Learning Coaches ?
I am working for an organization that wants some of its employees grow into learning coaches. The ambition is to generate a pool of them. These learning coaches will help to develop
- the learning processes of their colleagues and of some external partners;
- a learning culture, simply by starting to coach learning processes.
This week I explained the Logical Levels of Robert Dilts to them. I love to work with this framework. I think it:
- represents in a comprehensive way, a complex environment of aspects such as identity, mission, values and behaviours.
- clearly distinguishes single loop versus double loop coaching.
Let me briefly explain that. Single loop coaching requires coachees to profoundly reflect on the “what” and “how” of questioned areas. Double loop coaching requires reflection on the “why”, the purpose and drivers of the “what” and “how”. Sometimes double loop level is also called the meta level: the why of the what and how.
When I explained this topic, a participant asked a very interesting and prompt question:
“This is very fine, Karl, but are we as learning coaches even supposed to discuss these “heavy” topics with the coachee ? I do not feel comfortable to question someone’s mission on earth, you know… Shouldn’t we just keep it to learning.”
I could have thanked the Gods for that question. Let me try to share some parts of my answer.
When your coaching role is clearly devoted to the challenges your coachee has with learning, you should stick to that role. Then you are a coach for the learning process of the coachee.
The way coachees learn, as for all other things in life, is not isolated. It is part of their entire life. It’s not only about the skills they (do not) develop, about the what and how of their learning. It’s also about why they learn something. What is their purpose of their learning ? How does it fit into their personal mission?
You are a learning coach. You have observed that your coachee seems to struggle with excel. In spite of the fact (s)he has already done a few trainings and has practiced a lot, there is no progress.
Lately (s)he has come to you to share concerns about the own learning and lack of progress made in excel.
A question could be: What precisely is difficult for you in Excel ?
An answer could be: Well every time Nadia is trying to explain me to make macros, she gets nervous if I don’t understand or do it quickly enough. And it has come so far now that I do not dare to go and ask her anymore…
A new question could be: I hear two things now: excel and Nadia… How do you want to continue?
An answer could be: Well if Nadia would just have a little more patience, I could ask all I want to ask and make progress.
Question: I hear you say you need a bit more patience from Nadia. How do you deal with teachers lacking patience, more in general, when you try to learn something?
An answer: I hate people not having patience.
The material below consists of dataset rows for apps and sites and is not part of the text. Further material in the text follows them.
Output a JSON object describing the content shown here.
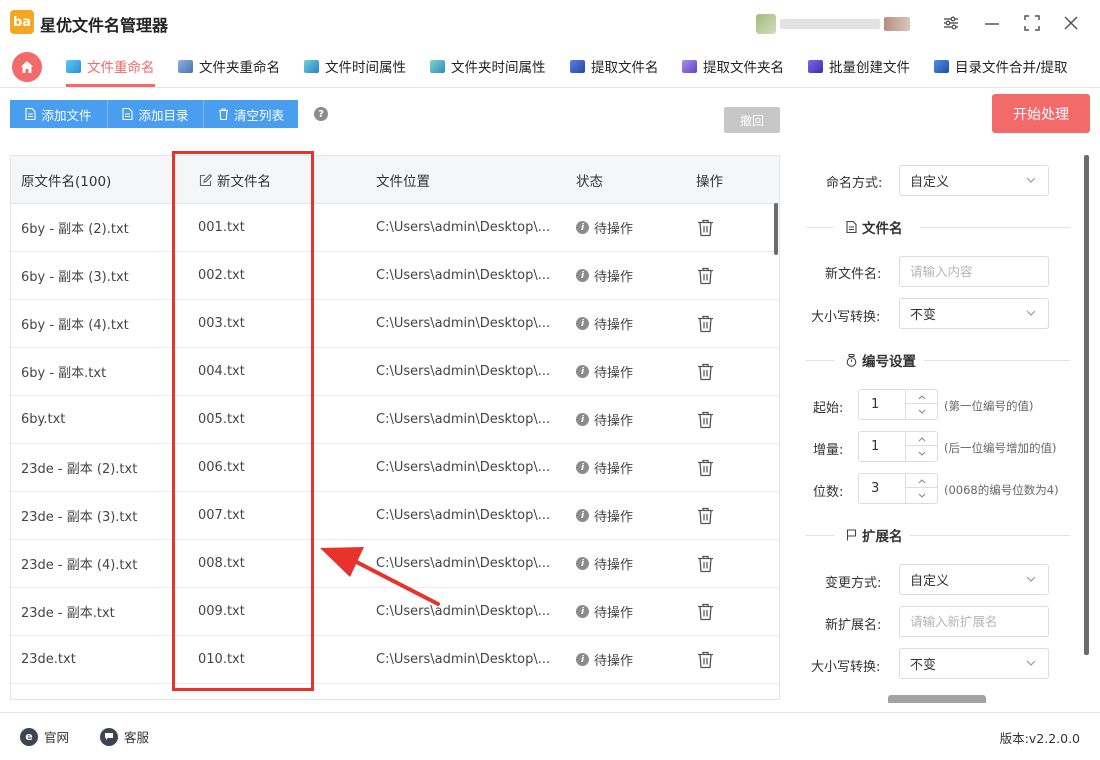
{
  "app": {
    "logo_text": "ba",
    "title": "星优文件名管理器"
  },
  "window_controls": [
    "settings-icon",
    "minimize-icon",
    "maximize-icon",
    "close-icon"
  ],
  "tabs": [
    {
      "label": "文件重命名",
      "icon": "file-rename-icon",
      "active": true
    },
    {
      "label": "文件夹重命名",
      "icon": "folder-rename-icon",
      "active": false
    },
    {
      "label": "文件时间属性",
      "icon": "file-time-icon",
      "active": false
    },
    {
      "label": "文件夹时间属性",
      "icon": "folder-time-icon",
      "active": false
    },
    {
      "label": "提取文件名",
      "icon": "extract-filename-icon",
      "active": false
    },
    {
      "label": "提取文件夹名",
      "icon": "extract-foldername-icon",
      "active": false
    },
    {
      "label": "批量创建文件",
      "icon": "batch-create-icon",
      "active": false
    },
    {
      "label": "目录文件合并/提取",
      "icon": "merge-extract-icon",
      "active": false
    }
  ],
  "toolbar": {
    "add_file": "添加文件",
    "add_dir": "添加目录",
    "clear_list": "清空列表",
    "help": "?",
    "undo": "撤回",
    "start": "开始处理"
  },
  "table": {
    "headers": {
      "original": "原文件名(100)",
      "new_name": "新文件名",
      "location": "文件位置",
      "status": "状态",
      "action": "操作"
    },
    "rows": [
      {
        "original": "6by - 副本 (2).txt",
        "new_name": "001.txt",
        "location": "C:\\Users\\admin\\Desktop\\...",
        "status": "待操作"
      },
      {
        "original": "6by - 副本 (3).txt",
        "new_name": "002.txt",
        "location": "C:\\Users\\admin\\Desktop\\...",
        "status": "待操作"
      },
      {
        "original": "6by - 副本 (4).txt",
        "new_name": "003.txt",
        "location": "C:\\Users\\admin\\Desktop\\...",
        "status": "待操作"
      },
      {
        "original": "6by - 副本.txt",
        "new_name": "004.txt",
        "location": "C:\\Users\\admin\\Desktop\\...",
        "status": "待操作"
      },
      {
        "original": "6by.txt",
        "new_name": "005.txt",
        "location": "C:\\Users\\admin\\Desktop\\...",
        "status": "待操作"
      },
      {
        "original": "23de - 副本 (2).txt",
        "new_name": "006.txt",
        "location": "C:\\Users\\admin\\Desktop\\...",
        "status": "待操作"
      },
      {
        "original": "23de - 副本 (3).txt",
        "new_name": "007.txt",
        "location": "C:\\Users\\admin\\Desktop\\...",
        "status": "待操作"
      },
      {
        "original": "23de - 副本 (4).txt",
        "new_name": "008.txt",
        "location": "C:\\Users\\admin\\Desktop\\...",
        "status": "待操作"
      },
      {
        "original": "23de - 副本.txt",
        "new_name": "009.txt",
        "location": "C:\\Users\\admin\\Desktop\\...",
        "status": "待操作"
      },
      {
        "original": "23de.txt",
        "new_name": "010.txt",
        "location": "C:\\Users\\admin\\Desktop\\...",
        "status": "待操作"
      }
    ]
  },
  "settings": {
    "naming_label": "命名方式:",
    "naming_value": "自定义",
    "filename_section": "文件名",
    "new_name_label": "新文件名:",
    "new_name_placeholder": "请输入内容",
    "case_label": "大小写转换:",
    "case_value": "不变",
    "number_section": "编号设置",
    "start_label": "起始:",
    "start_value": "1",
    "start_hint": "(第一位编号的值)",
    "step_label": "增量:",
    "step_value": "1",
    "step_hint": "(后一位编号增加的值)",
    "digits_label": "位数:",
    "digits_value": "3",
    "digits_hint": "(0068的编号位数为4)",
    "ext_section": "扩展名",
    "ext_mode_label": "变更方式:",
    "ext_mode_value": "自定义",
    "new_ext_label": "新扩展名:",
    "new_ext_placeholder": "请输入新扩展名",
    "ext_case_label": "大小写转换:",
    "ext_case_value": "不变"
  },
  "footer": {
    "website": "官网",
    "website_icon": "e",
    "support": "客服",
    "version": "版本:v2.2.0.0"
  },
  "colors": {
    "accent": "#f26a6a",
    "primary": "#4a9ef0",
    "highlight_red": "#e8322c"
  }
}
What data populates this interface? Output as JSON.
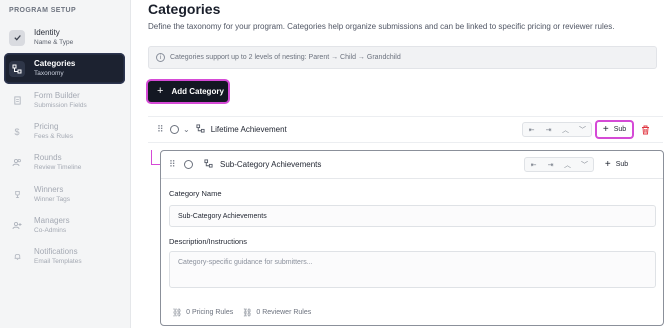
{
  "sidebar": {
    "header": "PROGRAM SETUP",
    "items": [
      {
        "label": "Identity",
        "sublabel": "Name & Type",
        "icon": "check-icon",
        "state": "done"
      },
      {
        "label": "Categories",
        "sublabel": "Taxonomy",
        "icon": "hierarchy-icon",
        "state": "active"
      },
      {
        "label": "Form Builder",
        "sublabel": "Submission Fields",
        "icon": "form-icon",
        "state": "disabled"
      },
      {
        "label": "Pricing",
        "sublabel": "Fees & Rules",
        "icon": "dollar-icon",
        "state": "disabled"
      },
      {
        "label": "Rounds",
        "sublabel": "Review Timeline",
        "icon": "users-icon",
        "state": "disabled"
      },
      {
        "label": "Winners",
        "sublabel": "Winner Tags",
        "icon": "trophy-icon",
        "state": "disabled"
      },
      {
        "label": "Managers",
        "sublabel": "Co-Admins",
        "icon": "user-plus-icon",
        "state": "disabled"
      },
      {
        "label": "Notifications",
        "sublabel": "Email Templates",
        "icon": "bell-icon",
        "state": "disabled"
      }
    ]
  },
  "main": {
    "title": "Categories",
    "description": "Define the taxonomy for your program. Categories help organize submissions and can be linked to specific pricing or reviewer rules.",
    "info": "Categories support up to 2 levels of nesting: Parent → Child → Grandchild",
    "add_button": "Add Category",
    "categories": [
      {
        "name": "Lifetime Achievement",
        "sub_label": "Sub"
      },
      {
        "name": "Sub-Category Achievements",
        "sub_label": "Sub"
      }
    ],
    "editor": {
      "name_label": "Category Name",
      "name_value": "Sub-Category Achievements",
      "desc_label": "Description/Instructions",
      "desc_placeholder": "Category-specific guidance for submitters...",
      "pricing_rules": "0 Pricing Rules",
      "reviewer_rules": "0 Reviewer Rules"
    }
  },
  "colors": {
    "accent": "#d54ad6",
    "active_bg": "#1c2230",
    "danger": "#e0343f"
  }
}
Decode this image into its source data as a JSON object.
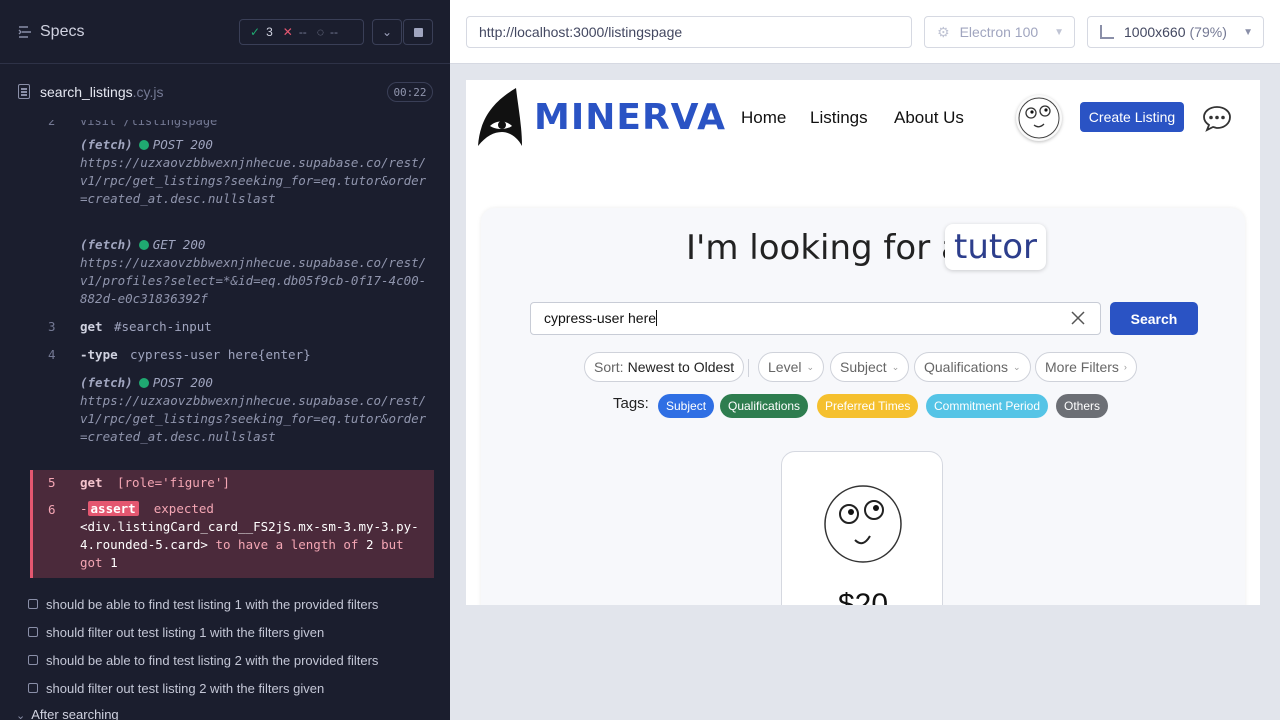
{
  "runner": {
    "specs_label": "Specs",
    "stats": {
      "passed": "3",
      "failed": "--",
      "pending": "--"
    },
    "file": {
      "name": "search_listings",
      "ext": ".cy.js",
      "duration": "00:22"
    },
    "cut_text": "visit  /listingspage",
    "log": [
      {
        "type": "fetch",
        "method": "POST",
        "status": "200",
        "url": "https://uzxaovzbbwexnjnhecue.supabase.co/rest/v1/rpc/get_listings?seeking_for=eq.tutor&order=created_at.desc.nullslast"
      },
      {
        "type": "fetch",
        "method": "GET",
        "status": "200",
        "url": "https://uzxaovzbbwexnjnhecue.supabase.co/rest/v1/profiles?select=*&id=eq.db05f9cb-0f17-4c00-882d-e0c31836392f"
      },
      {
        "type": "cmd",
        "num": "3",
        "name": "get",
        "arg": "#search-input"
      },
      {
        "type": "cmd",
        "num": "4",
        "name": "-type",
        "arg": "cypress-user here{enter}"
      },
      {
        "type": "fetch",
        "method": "POST",
        "status": "200",
        "url": "https://uzxaovzbbwexnjnhecue.supabase.co/rest/v1/rpc/get_listings?seeking_for=eq.tutor&order=created_at.desc.nullslast"
      }
    ],
    "fetch_label": "(fetch)",
    "error": {
      "cmd_num": "5",
      "cmd_name": "get",
      "cmd_arg": "[role='figure']",
      "assert_num": "6",
      "assert_prefix": "-",
      "assert_label": "assert",
      "expected": "expected",
      "selector": "<div.listingCard_card__FS2jS.mx-sm-3.my-3.py-4.rounded-5.card>",
      "mid": "to have a length of",
      "expected_len": "2",
      "but": "but got",
      "got_len": "1"
    },
    "tests": [
      "should be able to find test listing 1 with the provided filters",
      "should filter out test listing 1 with the filters given",
      "should be able to find test listing 2 with the provided filters",
      "should filter out test listing 2 with the filters given"
    ],
    "after_label": "After searching"
  },
  "preview": {
    "url": "http://localhost:3000/listingspage",
    "browser": "Electron 100",
    "viewport": "1000x660",
    "zoom": "(79%)"
  },
  "app": {
    "logo": "MINERVA",
    "nav": [
      "Home",
      "Listings",
      "About Us"
    ],
    "create_button": "Create Listing",
    "hero_lead": "I'm looking for a",
    "hero_pill": "tutor",
    "search_value": "cypress-user here",
    "search_button": "Search",
    "filters": {
      "sort_label": "Sort:",
      "sort_value": "Newest to Oldest",
      "level": "Level",
      "subject": "Subject",
      "qualifications": "Qualifications",
      "more": "More Filters"
    },
    "tags_label": "Tags:",
    "tags": [
      {
        "label": "Subject",
        "color": "#2f6fe4"
      },
      {
        "label": "Qualifications",
        "color": "#2e7d4f"
      },
      {
        "label": "Preferred Times",
        "color": "#f5c02e"
      },
      {
        "label": "Commitment Period",
        "color": "#55c4e6"
      },
      {
        "label": "Others",
        "color": "#6c6f75"
      }
    ],
    "card_price": "$20"
  }
}
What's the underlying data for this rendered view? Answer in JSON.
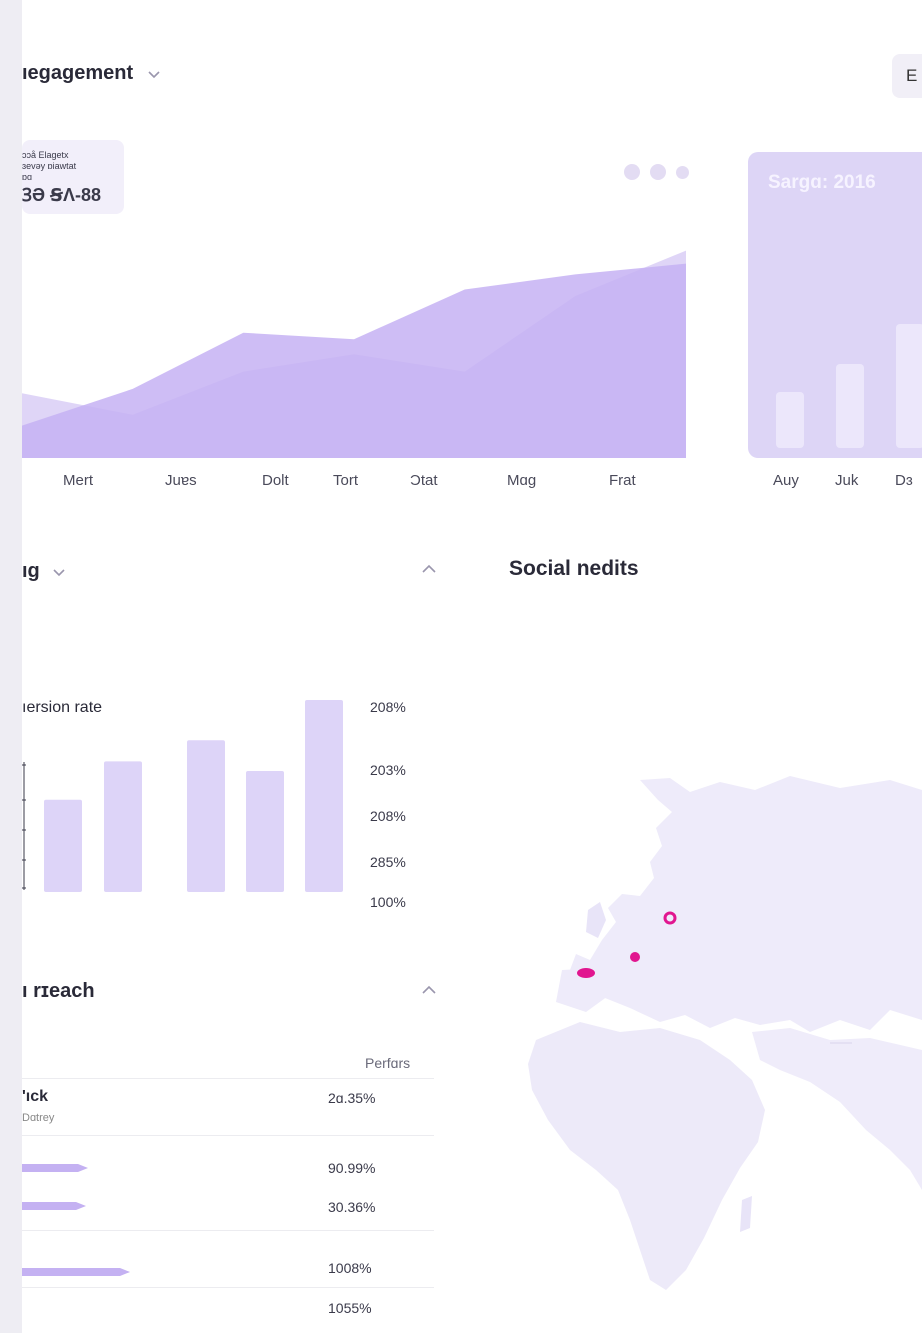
{
  "header": {
    "title": "ıegagement",
    "export_label": "E"
  },
  "tooltip": {
    "line1": "ɔɔå Elagetx",
    "line2": "ɜevǝy ɒiawtat",
    "line3": "ɒɑ",
    "value": "ꝪƏ ꞨɅ-88"
  },
  "main_chart": {
    "x_labels": [
      "Mert",
      "Juɐs",
      "Dolt",
      "Tort",
      "Ɔtat",
      "Mɑg",
      "Frat"
    ]
  },
  "side_card": {
    "title": "Sargɑ: 2016",
    "x_labels": [
      "Auy",
      "Juk",
      "Dɜ"
    ]
  },
  "funnel": {
    "title": "ıg"
  },
  "conversion": {
    "label": "ıersion rate",
    "y_ticks": [
      "208%",
      "203%",
      "208%",
      "285%",
      "100%"
    ]
  },
  "reach": {
    "title": "ı rɪeach",
    "column_header": "Perfɑrs",
    "row_name": "'ıck",
    "row_sub": "Dɑtrey",
    "values": [
      "2ɑ.35%",
      "90.99%",
      "30.36%",
      "1008%",
      "1055%"
    ]
  },
  "social": {
    "title": "Social nedits"
  },
  "colors": {
    "accent": "#c5b1f3",
    "accent_light": "#ddd3f7",
    "bar": "#ddd4f8",
    "marker": "#e1158f",
    "map_land": "#efecfa"
  },
  "chart_data": [
    {
      "type": "area",
      "categories": [
        "Mert",
        "Juɐs",
        "Dolt",
        "Tort",
        "Ɔtat",
        "Mɑg",
        "Frat"
      ],
      "series": [
        {
          "values": [
            30,
            20,
            40,
            48,
            40,
            75,
            96
          ]
        },
        {
          "values": [
            15,
            32,
            58,
            55,
            78,
            85,
            90
          ]
        }
      ],
      "ylim": [
        0,
        100
      ]
    },
    {
      "type": "bar",
      "categories": [
        "Auy",
        "Juk",
        "Dɜ"
      ],
      "values": [
        28,
        42,
        62
      ],
      "ylim": [
        0,
        100
      ]
    },
    {
      "type": "bar",
      "values": [
        48,
        68,
        79,
        63,
        100
      ],
      "ylim": [
        0,
        100
      ]
    }
  ]
}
It reminds me of a my ex. (S)he was even worse. I am sorry, I simply cannot stand that. Should I even be telling this?
Question: You may tell, if you like so, and I will listen. We will certainly try to understand the impact of that situation on your today’s learning. Because that’s the purpose here.
The coachee is not talking about excel anymore. (S)he will very soon start talking about very personal and perhaps painful aspects of the private life. The coachee’s values will certainly be part of that. His/her mission may even come in.
Critical part for the coach
As a learning coach it is critical:
- not to follow the coachee in the content of the “new” story.
- however to listen extremely carefully to it.
- to interpret it taking a learning perspective. What elements about the ex and about patience could be relevant for the coachee’s learning process ?
- to share your interpretation with the coachee.
- to ask the coachee if it’s correct and to confirm or correct if needed.
- to go ahead then based on a validated summary of all you’ve heard. What impact does all this have on the way you learn today from people with a lack of patience ?
Connecting the why with the what/how
At this stage you’ve connected the deeper why of the excel problem (the why had no link with Excel) with the what and the how (failing to make progress in Excel). You’ve done that without going in detail on the content of that deeper why. You’ve only listened and summarized. Your next question did not go further on the why. It made the coachee turn back to the what and the how.
Learning coaches should only be interested in the learning process of the coachee. That is how learning coaches can work with the logical levels on double loop level without going into the detail of certain topics. Doing so would lead the coachee very far away from the learning purpose.
The participant seemed to understand my answer. As matter of fact the entire group was very silent all of a sudden. I asked if they were ok. Yes they were, but it was clear that the introduction into double loop coaching and these levels, had opened a new perspective and awareness for them.
Some eyes started to shine as if they were saying: “Why haven’t I seen this earlier ?” It’s the power of coaching.
This video shows an excellent summary of the Logical Levels